### DIRECTIONS:
Images excepted, the data below must be repeated exactly.

DATASET RECORDS: Begin

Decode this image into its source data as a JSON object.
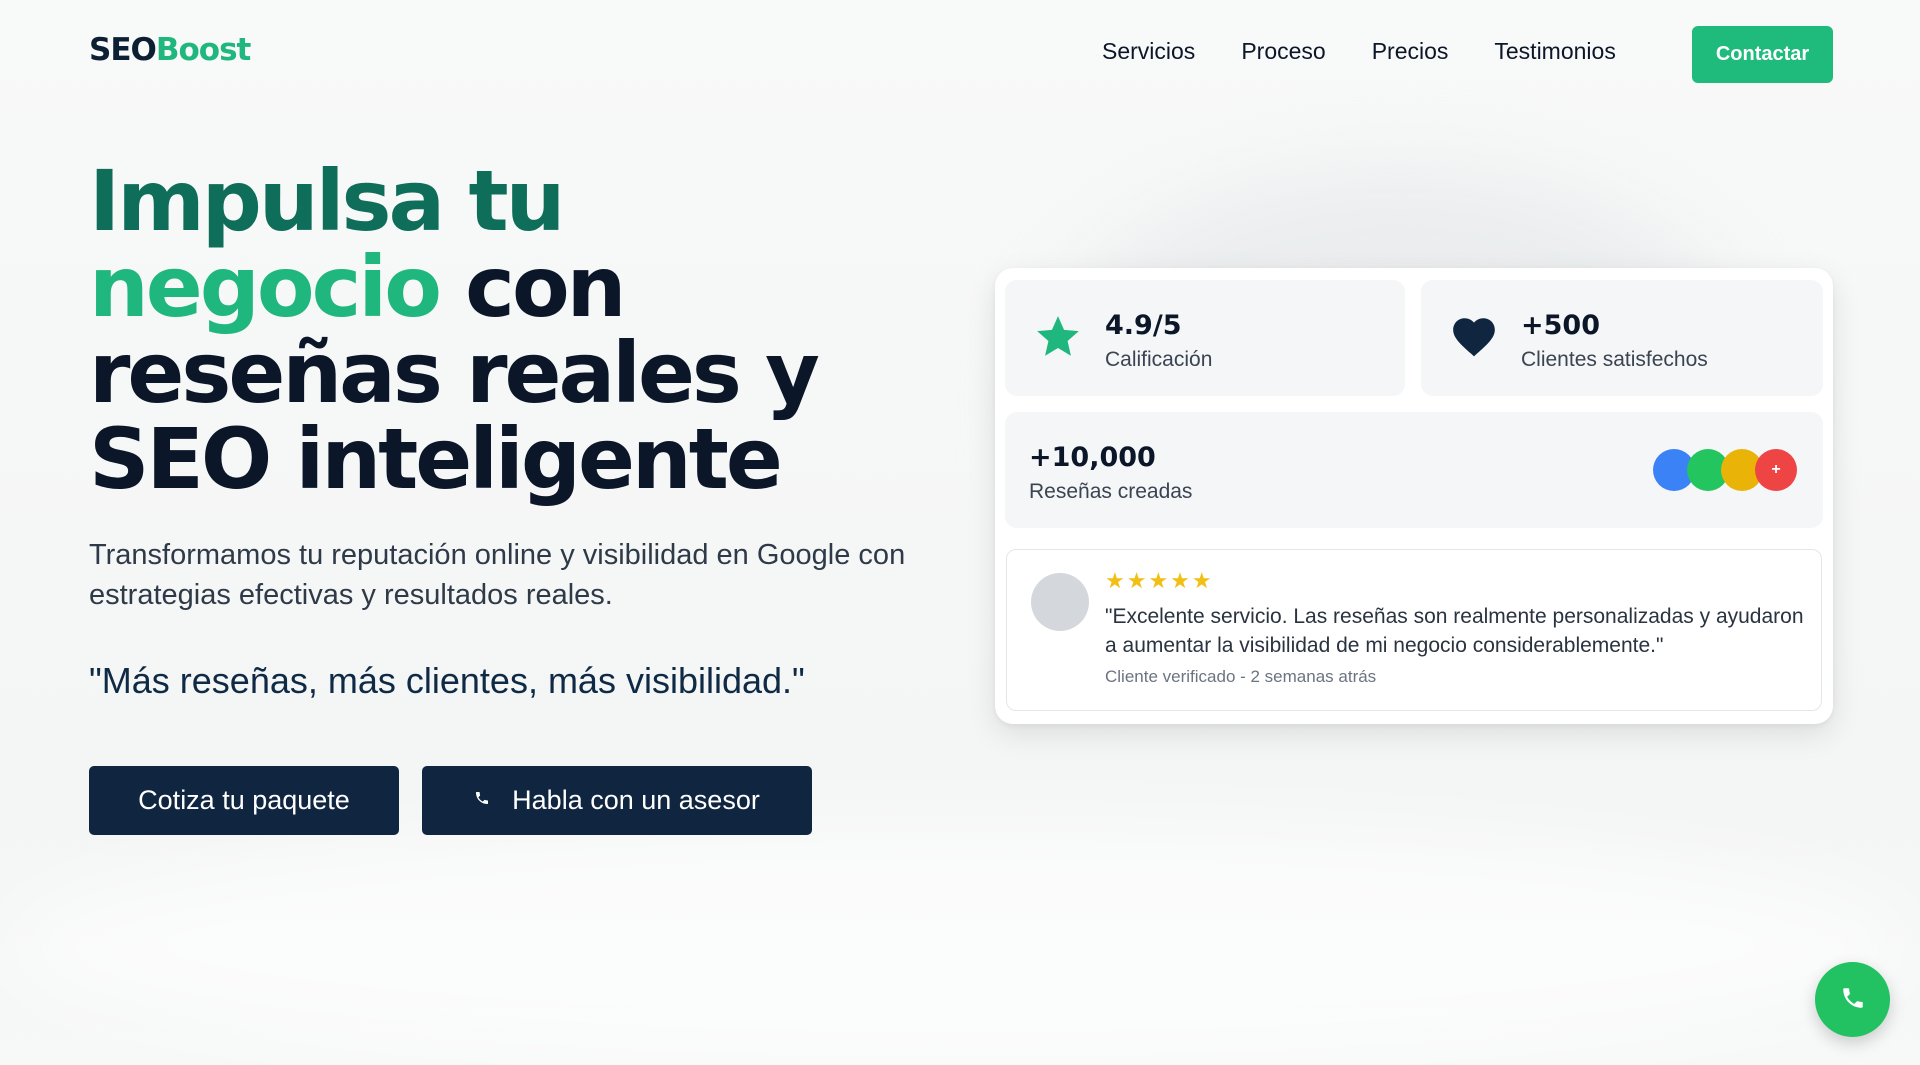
{
  "brand": {
    "logo_part1": "SEO",
    "logo_part2": "Boost",
    "logo_color_dark": "#0d1f33",
    "logo_color_accent": "#1fb77d"
  },
  "nav": {
    "items": [
      {
        "label": "Servicios"
      },
      {
        "label": "Proceso"
      },
      {
        "label": "Precios"
      },
      {
        "label": "Testimonios"
      }
    ],
    "cta_label": "Contactar",
    "cta_color": "#1fbb7c"
  },
  "hero": {
    "title_part1": "Impulsa",
    "title_part2": "tu",
    "title_part3": "negocio",
    "title_part4": "con reseñas reales y SEO inteligente",
    "subtitle": "Transformamos tu reputación online y visibilidad en Google con estrategias efectivas y resultados reales.",
    "quote": "\"Más reseñas, más clientes, más visibilidad.\"",
    "primary_button": "Cotiza tu paquete",
    "secondary_button": "Habla con un asesor",
    "secondary_button_icon": "phone-icon",
    "button_color": "#0f2540"
  },
  "stats": {
    "rating": {
      "value": "4.9/5",
      "label": "Calificación",
      "icon": "star-icon"
    },
    "clients": {
      "value": "+500",
      "label": "Clientes satisfechos",
      "icon": "heart-icon"
    },
    "reviews": {
      "value": "+10,000",
      "label": "Reseñas creadas"
    },
    "avatar_colors": [
      "#3b82f6",
      "#22c55e",
      "#eab308",
      "#ef4444"
    ],
    "avatar_more": "+"
  },
  "review": {
    "stars": "★★★★★",
    "rating": 5,
    "text": "\"Excelente servicio. Las reseñas son realmente personalizadas y ayudaron a aumentar la visibilidad de mi negocio considerablemente.\"",
    "meta": "Cliente verificado - 2 semanas atrás"
  },
  "fab": {
    "icon": "phone-icon",
    "color": "#22c263"
  }
}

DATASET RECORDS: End

### RESPONSE FOR THIS EXERCISE:
Decode this image into its source data as a JSON object.
{
  "brand": {
    "logo_part1": "SEO",
    "logo_part2": "Boost",
    "logo_color_dark": "#0d1f33",
    "logo_color_accent": "#1fb77d"
  },
  "nav": {
    "items": [
      {
        "label": "Servicios"
      },
      {
        "label": "Proceso"
      },
      {
        "label": "Precios"
      },
      {
        "label": "Testimonios"
      }
    ],
    "cta_label": "Contactar",
    "cta_color": "#1fbb7c"
  },
  "hero": {
    "title_part1": "Impulsa",
    "title_part2": "tu",
    "title_part3": "negocio",
    "title_part4": "con reseñas reales y SEO inteligente",
    "subtitle": "Transformamos tu reputación online y visibilidad en Google con estrategias efectivas y resultados reales.",
    "quote": "\"Más reseñas, más clientes, más visibilidad.\"",
    "primary_button": "Cotiza tu paquete",
    "secondary_button": "Habla con un asesor",
    "secondary_button_icon": "phone-icon",
    "button_color": "#0f2540"
  },
  "stats": {
    "rating": {
      "value": "4.9/5",
      "label": "Calificación",
      "icon": "star-icon"
    },
    "clients": {
      "value": "+500",
      "label": "Clientes satisfechos",
      "icon": "heart-icon"
    },
    "reviews": {
      "value": "+10,000",
      "label": "Reseñas creadas"
    },
    "avatar_colors": [
      "#3b82f6",
      "#22c55e",
      "#eab308",
      "#ef4444"
    ],
    "avatar_more": "+"
  },
  "review": {
    "stars": "★★★★★",
    "rating": 5,
    "text": "\"Excelente servicio. Las reseñas son realmente personalizadas y ayudaron a aumentar la visibilidad de mi negocio considerablemente.\"",
    "meta": "Cliente verificado - 2 semanas atrás"
  },
  "fab": {
    "icon": "phone-icon",
    "color": "#22c263"
  }
}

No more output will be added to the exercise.